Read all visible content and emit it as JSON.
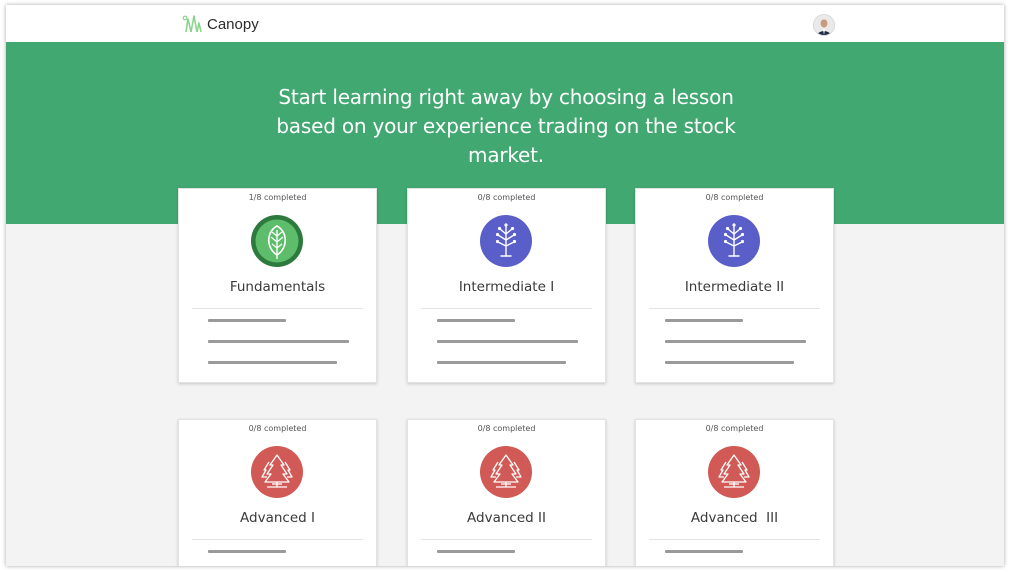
{
  "app": {
    "name": "Canopy",
    "brand_color": "#8bd48d"
  },
  "hero": {
    "text": "Start learning right away by choosing a lesson based on your experience trading on the stock market.",
    "background": "#42a872"
  },
  "lessons": [
    {
      "progress": "1/8 completed",
      "title": "Fundamentals",
      "icon": "leaf-icon",
      "color": "#5dbd6a",
      "completed": 1,
      "total": 8
    },
    {
      "progress": "0/8 completed",
      "title": "Intermediate I",
      "icon": "sprig-icon",
      "color": "#5a5ec9",
      "completed": 0,
      "total": 8
    },
    {
      "progress": "0/8 completed",
      "title": "Intermediate II",
      "icon": "sprig-icon",
      "color": "#5a5ec9",
      "completed": 0,
      "total": 8
    },
    {
      "progress": "0/8 completed",
      "title": "Advanced I",
      "icon": "pine-trees-icon",
      "color": "#d25a56",
      "completed": 0,
      "total": 8
    },
    {
      "progress": "0/8 completed",
      "title": "Advanced II",
      "icon": "pine-trees-icon",
      "color": "#d25a56",
      "completed": 0,
      "total": 8
    },
    {
      "progress": "0/8 completed",
      "title": "Advanced  III",
      "icon": "pine-trees-icon",
      "color": "#d25a56",
      "completed": 0,
      "total": 8
    }
  ]
}
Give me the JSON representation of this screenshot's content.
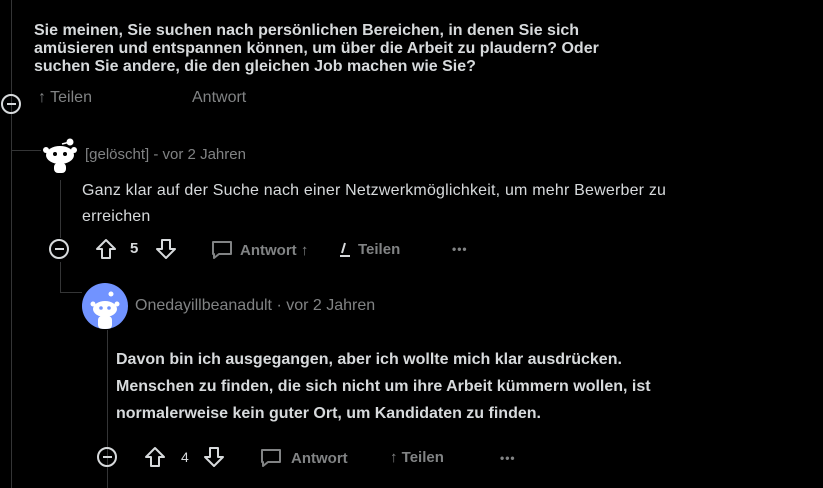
{
  "comment_top": {
    "text_line1": "Sie meinen, Sie suchen nach persönlichen Bereichen, in denen Sie sich",
    "text_line2": "amüsieren und entspannen können, um über die Arbeit zu plaudern? Oder",
    "text_line3": "suchen Sie andere, die den gleichen Job machen wie Sie?",
    "share_label": "↑ Teilen",
    "reply_label": "Antwort"
  },
  "comment_deleted": {
    "author": "[gelöscht]",
    "age": " - vor 2 Jahren",
    "text_line1": "Ganz klar auf der Suche nach einer Netzwerkmöglichkeit, um mehr Bewerber zu",
    "text_line2": "erreichen",
    "votes": "5",
    "reply_label": "Antwort ↑",
    "share_label": "Teilen",
    "more_label": "•••"
  },
  "comment_reply": {
    "author": "Onedayillbeanadult",
    "age": " · vor 2 Jahren",
    "text_line1": "Davon bin ich ausgegangen, aber ich wollte mich klar ausdrücken.",
    "text_line2": "Menschen zu finden, die sich nicht um ihre Arbeit kümmern wollen, ist",
    "text_line3": "normalerweise kein guter Ort, um Kandidaten zu finden.",
    "votes": "4",
    "reply_label": "Antwort",
    "share_label": "↑ Teilen",
    "more_label": "•••"
  },
  "colors": {
    "background": "#000000",
    "text": "#d7dadc",
    "muted": "#818384",
    "avatar_blue": "#7193ff"
  }
}
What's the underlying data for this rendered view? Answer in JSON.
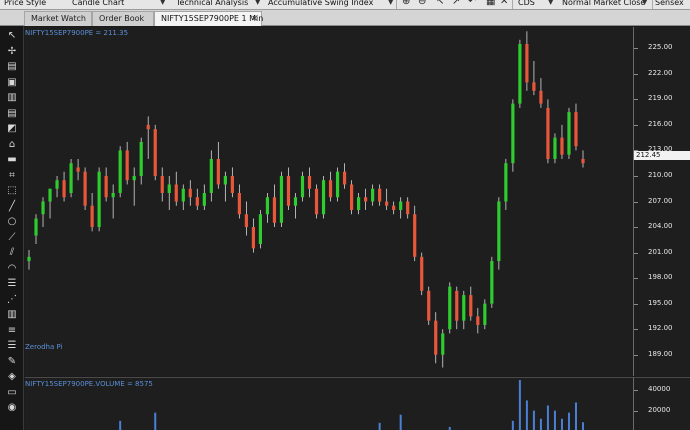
{
  "toolbar": {
    "price_style": "Price Style",
    "candle_chart": "Candle Chart",
    "technical_analysis": "Technical Analysis",
    "indicator": "Accumulative Swing Index",
    "exchange": "CDS",
    "close_type": "Normal Market Close",
    "sensex": "Sensex"
  },
  "tabs": [
    {
      "label": "Market Watch"
    },
    {
      "label": "Order Book"
    },
    {
      "label": "NIFTY15SEP7900PE 1 Min"
    }
  ],
  "tab_close": "✕",
  "price_pane": {
    "label": "NIFTY15SEP7900PE = 211.35",
    "watermark": "Zerodha Pi",
    "last_price_label": "212.45"
  },
  "volume_pane": {
    "label": "NIFTY15SEP7900PE.VOLUME = 8575"
  },
  "colors": {
    "up": "#2ecc2e",
    "down": "#e8573a",
    "volume": "#4a7fd6",
    "label": "#5b8fd6"
  },
  "sidebar_icons": [
    "cursor-icon",
    "crosshair-icon",
    "save-icon",
    "floppy-icon",
    "chart-icon",
    "book-icon",
    "eraser-icon",
    "home-icon",
    "rectangle-icon",
    "brackets-icon",
    "select-icon",
    "line-icon",
    "ellipse-icon",
    "trendline-icon",
    "channel-icon",
    "arc-icon",
    "fibonacci-icon",
    "fan-icon",
    "bars-icon",
    "lines-icon",
    "list-icon",
    "pencil-icon",
    "layers-icon",
    "window-icon",
    "eye-icon"
  ],
  "chart_data": {
    "type": "candlestick",
    "price_axis": {
      "ticks": [
        "225.00",
        "222.00",
        "219.00",
        "216.00",
        "213.00",
        "210.00",
        "207.00",
        "204.00",
        "201.00",
        "198.00",
        "195.00",
        "192.00",
        "189.00"
      ],
      "min": 186.5,
      "max": 227.5
    },
    "volume_axis": {
      "ticks": [
        "40000",
        "20000"
      ],
      "max": 52000
    },
    "candles": [
      {
        "o": 200.0,
        "h": 201.3,
        "l": 199.0,
        "c": 200.5,
        "v": 0
      },
      {
        "o": 203.0,
        "h": 205.5,
        "l": 202.0,
        "c": 205.0,
        "v": 0
      },
      {
        "o": 205.5,
        "h": 207.5,
        "l": 204.0,
        "c": 207.0,
        "v": 0
      },
      {
        "o": 207.0,
        "h": 208.5,
        "l": 205.0,
        "c": 208.5,
        "v": 0
      },
      {
        "o": 208.5,
        "h": 210.0,
        "l": 207.5,
        "c": 209.5,
        "v": 0
      },
      {
        "o": 209.5,
        "h": 210.5,
        "l": 207.0,
        "c": 207.5,
        "v": 0
      },
      {
        "o": 208.0,
        "h": 212.0,
        "l": 207.5,
        "c": 211.5,
        "v": 0
      },
      {
        "o": 211.0,
        "h": 212.0,
        "l": 209.5,
        "c": 210.5,
        "v": 0
      },
      {
        "o": 210.5,
        "h": 211.0,
        "l": 206.0,
        "c": 206.5,
        "v": 0
      },
      {
        "o": 206.5,
        "h": 208.0,
        "l": 203.5,
        "c": 204.0,
        "v": 0
      },
      {
        "o": 204.0,
        "h": 211.0,
        "l": 203.5,
        "c": 210.5,
        "v": 0
      },
      {
        "o": 210.0,
        "h": 211.0,
        "l": 207.0,
        "c": 207.5,
        "v": 0
      },
      {
        "o": 207.5,
        "h": 209.0,
        "l": 205.0,
        "c": 208.0,
        "v": 0
      },
      {
        "o": 208.0,
        "h": 213.5,
        "l": 207.5,
        "c": 213.0,
        "v": 0
      },
      {
        "o": 213.0,
        "h": 214.0,
        "l": 209.0,
        "c": 209.5,
        "v": 0
      },
      {
        "o": 209.5,
        "h": 211.0,
        "l": 206.5,
        "c": 210.0,
        "v": 0
      },
      {
        "o": 210.0,
        "h": 214.5,
        "l": 209.0,
        "c": 214.0,
        "v": 0
      },
      {
        "o": 216.0,
        "h": 217.0,
        "l": 212.0,
        "c": 215.5,
        "v": 0
      },
      {
        "o": 215.5,
        "h": 216.0,
        "l": 209.5,
        "c": 210.0,
        "v": 0
      },
      {
        "o": 210.0,
        "h": 211.0,
        "l": 207.0,
        "c": 208.0,
        "v": 0
      },
      {
        "o": 208.0,
        "h": 210.0,
        "l": 206.0,
        "c": 209.0,
        "v": 0
      },
      {
        "o": 209.0,
        "h": 210.5,
        "l": 206.5,
        "c": 207.0,
        "v": 0
      },
      {
        "o": 207.0,
        "h": 209.0,
        "l": 206.0,
        "c": 208.5,
        "v": 0
      },
      {
        "o": 208.5,
        "h": 209.5,
        "l": 206.5,
        "c": 207.5,
        "v": 0
      },
      {
        "o": 207.5,
        "h": 208.5,
        "l": 206.0,
        "c": 206.5,
        "v": 0
      },
      {
        "o": 206.5,
        "h": 209.0,
        "l": 206.0,
        "c": 208.0,
        "v": 0
      },
      {
        "o": 208.0,
        "h": 213.0,
        "l": 207.0,
        "c": 212.0,
        "v": 0
      },
      {
        "o": 212.0,
        "h": 214.0,
        "l": 208.5,
        "c": 209.0,
        "v": 0
      },
      {
        "o": 209.0,
        "h": 210.5,
        "l": 207.0,
        "c": 210.0,
        "v": 0
      },
      {
        "o": 210.0,
        "h": 211.0,
        "l": 207.5,
        "c": 208.0,
        "v": 0
      },
      {
        "o": 208.0,
        "h": 209.0,
        "l": 205.0,
        "c": 205.5,
        "v": 0
      },
      {
        "o": 205.5,
        "h": 207.0,
        "l": 203.0,
        "c": 204.0,
        "v": 0
      },
      {
        "o": 204.0,
        "h": 205.0,
        "l": 201.0,
        "c": 201.5,
        "v": 0
      },
      {
        "o": 202.0,
        "h": 206.0,
        "l": 201.5,
        "c": 205.5,
        "v": 0
      },
      {
        "o": 205.5,
        "h": 208.0,
        "l": 204.5,
        "c": 207.5,
        "v": 0
      },
      {
        "o": 207.5,
        "h": 209.0,
        "l": 204.0,
        "c": 204.5,
        "v": 0
      },
      {
        "o": 204.5,
        "h": 210.5,
        "l": 204.0,
        "c": 210.0,
        "v": 0
      },
      {
        "o": 210.0,
        "h": 211.0,
        "l": 206.0,
        "c": 206.5,
        "v": 0
      },
      {
        "o": 206.5,
        "h": 208.0,
        "l": 205.0,
        "c": 207.5,
        "v": 0
      },
      {
        "o": 207.5,
        "h": 210.5,
        "l": 207.0,
        "c": 210.0,
        "v": 0
      },
      {
        "o": 210.0,
        "h": 211.0,
        "l": 207.5,
        "c": 208.5,
        "v": 0
      },
      {
        "o": 208.5,
        "h": 209.0,
        "l": 205.0,
        "c": 205.5,
        "v": 0
      },
      {
        "o": 205.5,
        "h": 210.0,
        "l": 205.0,
        "c": 209.5,
        "v": 0
      },
      {
        "o": 209.5,
        "h": 210.5,
        "l": 207.0,
        "c": 207.5,
        "v": 0
      },
      {
        "o": 207.5,
        "h": 211.0,
        "l": 207.0,
        "c": 210.5,
        "v": 0
      },
      {
        "o": 210.5,
        "h": 211.5,
        "l": 208.5,
        "c": 209.0,
        "v": 0
      },
      {
        "o": 209.0,
        "h": 209.5,
        "l": 205.5,
        "c": 206.0,
        "v": 0
      },
      {
        "o": 206.0,
        "h": 208.0,
        "l": 205.5,
        "c": 207.5,
        "v": 0
      },
      {
        "o": 207.5,
        "h": 208.5,
        "l": 206.0,
        "c": 207.0,
        "v": 0
      },
      {
        "o": 207.0,
        "h": 209.0,
        "l": 206.5,
        "c": 208.5,
        "v": 0
      },
      {
        "o": 208.5,
        "h": 209.0,
        "l": 206.5,
        "c": 207.0,
        "v": 0
      },
      {
        "o": 207.0,
        "h": 208.5,
        "l": 206.0,
        "c": 206.5,
        "v": 0
      },
      {
        "o": 206.5,
        "h": 207.0,
        "l": 205.5,
        "c": 206.0,
        "v": 0
      },
      {
        "o": 206.0,
        "h": 207.5,
        "l": 205.0,
        "c": 207.0,
        "v": 0
      },
      {
        "o": 207.0,
        "h": 207.5,
        "l": 205.0,
        "c": 205.5,
        "v": 0
      },
      {
        "o": 205.5,
        "h": 206.5,
        "l": 200.0,
        "c": 200.5,
        "v": 0
      },
      {
        "o": 200.5,
        "h": 201.0,
        "l": 196.0,
        "c": 196.5,
        "v": 0
      },
      {
        "o": 196.5,
        "h": 197.0,
        "l": 192.5,
        "c": 193.0,
        "v": 0
      },
      {
        "o": 193.0,
        "h": 194.0,
        "l": 188.0,
        "c": 189.0,
        "v": 0
      },
      {
        "o": 189.0,
        "h": 192.0,
        "l": 187.5,
        "c": 191.5,
        "v": 0
      },
      {
        "o": 192.0,
        "h": 197.5,
        "l": 191.5,
        "c": 197.0,
        "v": 0
      },
      {
        "o": 196.5,
        "h": 197.0,
        "l": 192.0,
        "c": 193.0,
        "v": 0
      },
      {
        "o": 193.0,
        "h": 196.5,
        "l": 192.0,
        "c": 196.0,
        "v": 0
      },
      {
        "o": 196.0,
        "h": 197.0,
        "l": 193.0,
        "c": 193.5,
        "v": 0
      },
      {
        "o": 193.5,
        "h": 194.5,
        "l": 191.5,
        "c": 192.5,
        "v": 0
      },
      {
        "o": 192.5,
        "h": 195.5,
        "l": 192.0,
        "c": 195.0,
        "v": 0
      },
      {
        "o": 195.0,
        "h": 200.5,
        "l": 194.5,
        "c": 200.0,
        "v": 0
      },
      {
        "o": 200.0,
        "h": 207.5,
        "l": 199.0,
        "c": 207.0,
        "v": 0
      },
      {
        "o": 207.0,
        "h": 212.0,
        "l": 206.0,
        "c": 211.5,
        "v": 0
      },
      {
        "o": 211.5,
        "h": 219.0,
        "l": 210.5,
        "c": 218.5,
        "v": 10000
      },
      {
        "o": 218.5,
        "h": 226.0,
        "l": 218.0,
        "c": 225.5,
        "v": 50000
      },
      {
        "o": 225.5,
        "h": 227.0,
        "l": 220.0,
        "c": 221.0,
        "v": 30000
      },
      {
        "o": 221.0,
        "h": 223.5,
        "l": 219.5,
        "c": 220.0,
        "v": 20000
      },
      {
        "o": 220.0,
        "h": 221.5,
        "l": 218.0,
        "c": 218.5,
        "v": 12000
      },
      {
        "o": 218.0,
        "h": 219.0,
        "l": 211.5,
        "c": 212.0,
        "v": 25000
      },
      {
        "o": 212.0,
        "h": 215.0,
        "l": 211.5,
        "c": 214.5,
        "v": 20000
      },
      {
        "o": 214.5,
        "h": 216.0,
        "l": 212.0,
        "c": 212.5,
        "v": 12000
      },
      {
        "o": 212.5,
        "h": 218.0,
        "l": 212.0,
        "c": 217.5,
        "v": 18000
      },
      {
        "o": 217.5,
        "h": 218.5,
        "l": 213.0,
        "c": 213.5,
        "v": 28000
      },
      {
        "o": 212.0,
        "h": 213.0,
        "l": 211.0,
        "c": 211.5,
        "v": 8575
      }
    ],
    "volume_bars_extra": [
      {
        "index": 18,
        "v": 18000
      },
      {
        "index": 13,
        "v": 10000
      },
      {
        "index": 50,
        "v": 8000
      },
      {
        "index": 53,
        "v": 16000
      },
      {
        "index": 60,
        "v": 4000
      }
    ]
  }
}
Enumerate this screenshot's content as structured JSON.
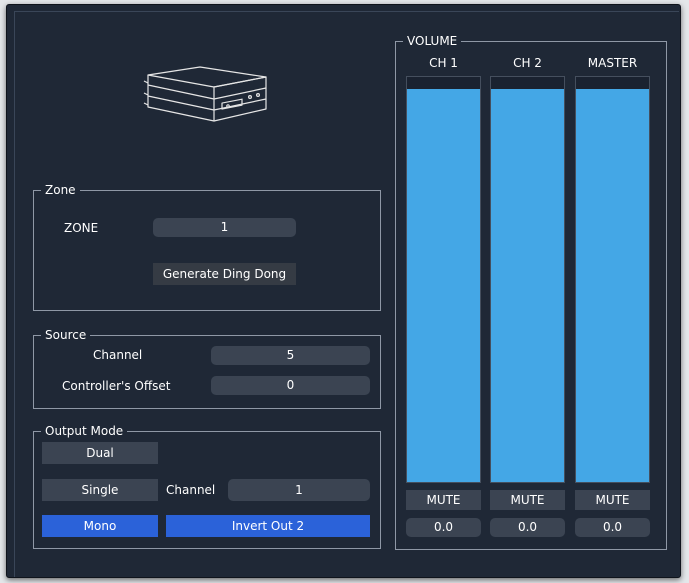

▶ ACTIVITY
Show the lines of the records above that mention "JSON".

▶ ANSWER TO THIS TASK
Read all visible content and emit it as JSON.
Give me the JSON representation of this screenshot's content.
What's the underlying data for this rendered view? Answer in JSON.
Enumerate this screenshot's content as structured JSON.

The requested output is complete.